-- Input data follows --
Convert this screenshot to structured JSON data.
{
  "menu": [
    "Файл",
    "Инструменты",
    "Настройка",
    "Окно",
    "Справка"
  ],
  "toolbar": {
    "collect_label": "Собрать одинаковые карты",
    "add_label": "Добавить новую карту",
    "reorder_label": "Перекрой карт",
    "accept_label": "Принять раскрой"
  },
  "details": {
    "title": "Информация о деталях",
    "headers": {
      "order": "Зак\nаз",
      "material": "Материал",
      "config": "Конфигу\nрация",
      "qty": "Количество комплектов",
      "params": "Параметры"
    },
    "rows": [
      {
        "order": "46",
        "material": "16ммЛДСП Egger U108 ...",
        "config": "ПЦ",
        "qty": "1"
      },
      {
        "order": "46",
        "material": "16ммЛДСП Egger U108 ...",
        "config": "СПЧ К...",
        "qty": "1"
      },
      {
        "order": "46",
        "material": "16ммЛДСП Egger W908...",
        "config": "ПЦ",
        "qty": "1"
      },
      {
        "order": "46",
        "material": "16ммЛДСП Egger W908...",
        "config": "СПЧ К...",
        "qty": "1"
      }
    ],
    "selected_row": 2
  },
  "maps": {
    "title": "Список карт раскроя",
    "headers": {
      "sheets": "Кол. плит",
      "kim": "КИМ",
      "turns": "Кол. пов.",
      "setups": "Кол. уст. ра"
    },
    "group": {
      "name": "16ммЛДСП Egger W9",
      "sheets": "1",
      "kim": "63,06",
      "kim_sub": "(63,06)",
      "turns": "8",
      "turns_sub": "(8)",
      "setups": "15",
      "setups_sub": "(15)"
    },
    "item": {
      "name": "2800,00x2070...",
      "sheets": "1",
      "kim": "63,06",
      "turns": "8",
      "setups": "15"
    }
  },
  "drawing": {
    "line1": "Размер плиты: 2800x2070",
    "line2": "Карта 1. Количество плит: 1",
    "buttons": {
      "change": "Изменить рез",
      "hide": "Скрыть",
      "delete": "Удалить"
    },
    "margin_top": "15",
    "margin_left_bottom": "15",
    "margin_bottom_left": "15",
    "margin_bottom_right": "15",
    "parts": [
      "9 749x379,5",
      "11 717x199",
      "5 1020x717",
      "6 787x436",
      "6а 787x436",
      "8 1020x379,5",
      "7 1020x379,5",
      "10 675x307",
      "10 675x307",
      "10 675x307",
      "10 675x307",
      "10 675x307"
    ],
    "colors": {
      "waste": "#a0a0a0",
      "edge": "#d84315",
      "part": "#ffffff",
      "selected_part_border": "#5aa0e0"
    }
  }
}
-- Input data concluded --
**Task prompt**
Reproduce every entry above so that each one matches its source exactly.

**Exercise solution**
Convert this screenshot to structured JSON data.
{
  "menu": [
    "Файл",
    "Инструменты",
    "Настройка",
    "Окно",
    "Справка"
  ],
  "toolbar": {
    "collect_label": "Собрать одинаковые карты",
    "add_label": "Добавить новую карту",
    "reorder_label": "Перекрой карт",
    "accept_label": "Принять раскрой"
  },
  "details": {
    "title": "Информация о деталях",
    "headers": {
      "order": "Зак\nаз",
      "material": "Материал",
      "config": "Конфигу\nрация",
      "qty": "Количество комплектов",
      "params": "Параметры"
    },
    "rows": [
      {
        "order": "46",
        "material": "16ммЛДСП Egger U108 ...",
        "config": "ПЦ",
        "qty": "1"
      },
      {
        "order": "46",
        "material": "16ммЛДСП Egger U108 ...",
        "config": "СПЧ К...",
        "qty": "1"
      },
      {
        "order": "46",
        "material": "16ммЛДСП Egger W908...",
        "config": "ПЦ",
        "qty": "1"
      },
      {
        "order": "46",
        "material": "16ммЛДСП Egger W908...",
        "config": "СПЧ К...",
        "qty": "1"
      }
    ],
    "selected_row": 2
  },
  "maps": {
    "title": "Список карт раскроя",
    "headers": {
      "sheets": "Кол. плит",
      "kim": "КИМ",
      "turns": "Кол. пов.",
      "setups": "Кол. уст. ра"
    },
    "group": {
      "name": "16ммЛДСП Egger W9",
      "sheets": "1",
      "kim": "63,06",
      "kim_sub": "(63,06)",
      "turns": "8",
      "turns_sub": "(8)",
      "setups": "15",
      "setups_sub": "(15)"
    },
    "item": {
      "name": "2800,00x2070...",
      "sheets": "1",
      "kim": "63,06",
      "turns": "8",
      "setups": "15"
    }
  },
  "drawing": {
    "line1": "Размер плиты: 2800x2070",
    "line2": "Карта 1. Количество плит: 1",
    "buttons": {
      "change": "Изменить рез",
      "hide": "Скрыть",
      "delete": "Удалить"
    },
    "margin_top": "15",
    "margin_left_bottom": "15",
    "margin_bottom_left": "15",
    "margin_bottom_right": "15",
    "parts": [
      "9 749x379,5",
      "11 717x199",
      "5 1020x717",
      "6 787x436",
      "6а 787x436",
      "8 1020x379,5",
      "7 1020x379,5",
      "10 675x307",
      "10 675x307",
      "10 675x307",
      "10 675x307",
      "10 675x307"
    ],
    "colors": {
      "waste": "#a0a0a0",
      "edge": "#d84315",
      "part": "#ffffff",
      "selected_part_border": "#5aa0e0"
    }
  }
}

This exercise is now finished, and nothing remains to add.